How does one person go about holding the power of life and death,
in familiar places and all over the world?
How do you know enough about enough issues, and enough about
how to rely on people who know far more on some of them?
What is it like to try to be a person of integrity in a role where moral
ambiguity and sheer uncertainty are pervasive?
How does one deal with regular failure and partial success, while
sustaining the ego necessary to be the leader of a nation and
of the free world?
What does a candidate for president know about effective ways to
operate the organization of the White House, let alone the vast
These are some of the things a person seeking to be president of the United States has to prepare for. They are at the core of how to be person who is president and how to do the job of president.
Campaigns should probe these matters and encourage candidates and citizens to probe them. Yet campaigns rarely do. We are going to change that.
We want questions like these to be pervasive in the campaign leading to the election of a new president in 2020. We are going to start by making sure that no serious candidate for the office can campaign in southern New Hampshire without answering questions like these. We will put questions like these into the hands of citizens who meet presidential candidates up close, and we will press journalists and debate moderators to ask them.
And – we ourselves will host and broadcast our own forums, to interview candidates one at a time for extended back-and-forth and probing on these types of questions.
We are religious leaders from different faiths and denominations, serving congregations encompassing several hundred households and working in service and educational organizations in and around Nashua, New Hampshire. We have been committed to public service in our local community beyond our congregations. Week in and week out, we are public educators about values, ethical philosophy and deep analysis applied to public life.
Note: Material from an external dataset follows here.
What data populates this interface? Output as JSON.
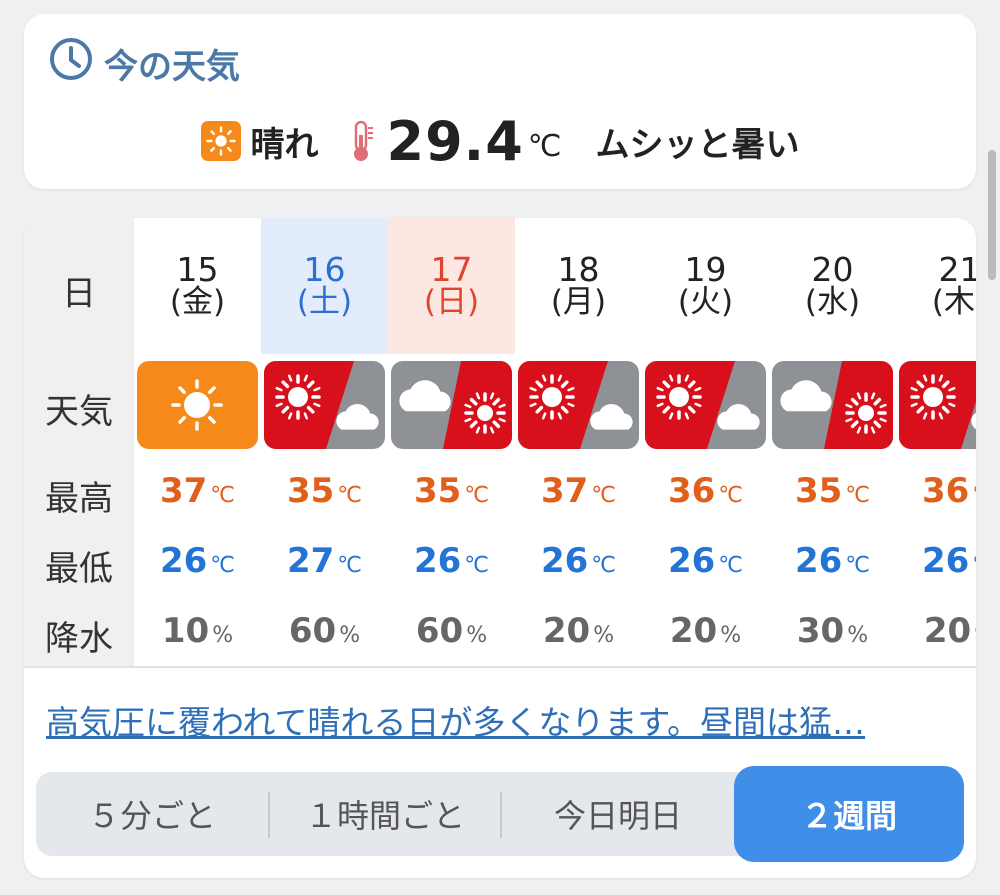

As the 2020 presidential election approaches, we believe that we have a unique responsibility and a unique opportunity in this state that itself has a unique role in the screening of candidates for president.
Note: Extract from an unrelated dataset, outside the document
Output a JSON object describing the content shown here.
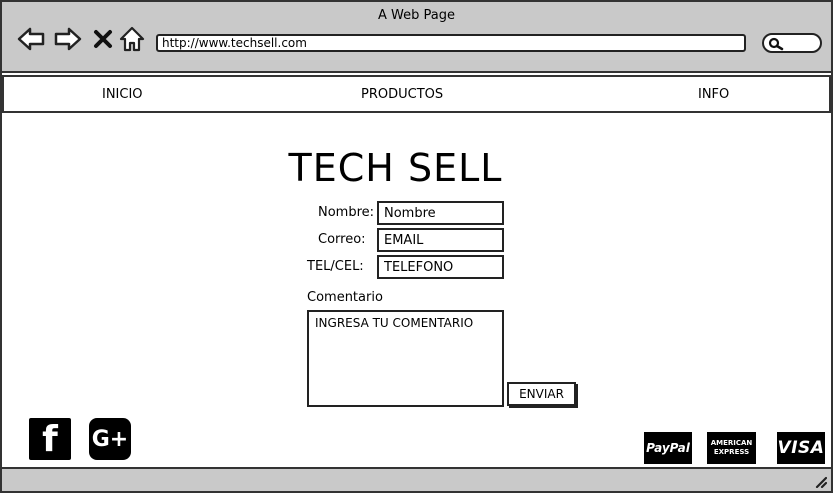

We are leaders within a wider interfaith community in Greater Nashua, whose other leaders we collaborate with on a variety of projects. We ourselves, and many of our congregants, are active volunteers and board members of area agencies and civic organizations – soup kitchens, transitional housing, adult education, universities, Rotary Clubs among many others. Our contact network throughout New Hampshire is 8000 people and counting, and they are not only the usual people who follow political campaigns in the early primary season.
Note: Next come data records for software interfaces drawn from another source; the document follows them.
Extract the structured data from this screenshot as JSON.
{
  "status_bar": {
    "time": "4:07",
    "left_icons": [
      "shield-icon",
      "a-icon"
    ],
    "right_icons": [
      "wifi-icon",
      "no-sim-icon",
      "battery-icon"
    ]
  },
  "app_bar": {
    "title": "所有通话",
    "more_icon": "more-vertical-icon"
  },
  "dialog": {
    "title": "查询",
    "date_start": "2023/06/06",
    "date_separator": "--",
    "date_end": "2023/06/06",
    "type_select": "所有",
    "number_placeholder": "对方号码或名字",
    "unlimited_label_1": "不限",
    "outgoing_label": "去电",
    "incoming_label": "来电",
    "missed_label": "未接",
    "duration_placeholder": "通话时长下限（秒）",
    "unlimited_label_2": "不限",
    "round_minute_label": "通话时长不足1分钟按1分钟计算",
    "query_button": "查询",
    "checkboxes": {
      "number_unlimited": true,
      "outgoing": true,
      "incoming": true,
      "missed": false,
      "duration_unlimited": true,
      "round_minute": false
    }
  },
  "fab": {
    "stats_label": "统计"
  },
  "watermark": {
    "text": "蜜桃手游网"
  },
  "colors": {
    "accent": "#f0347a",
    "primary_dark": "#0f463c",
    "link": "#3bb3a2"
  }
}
Though we the organizers are religious, this initiative is not about a litmus test of faith, any specific faith, or specific faith-driven policies. Nor do we speak only to people of faith or affiliated with religious groups. Our goal is to speak with candidates and the community in the reflective, philosophical, and probing way that all of our faiths model and teach.
To learn more about the project —
or if you are with a campaign and want to
schedule a forum with us!
contact Rabbi Jon Spira-Savett
firstname.lastname@example.org (603) 809-9736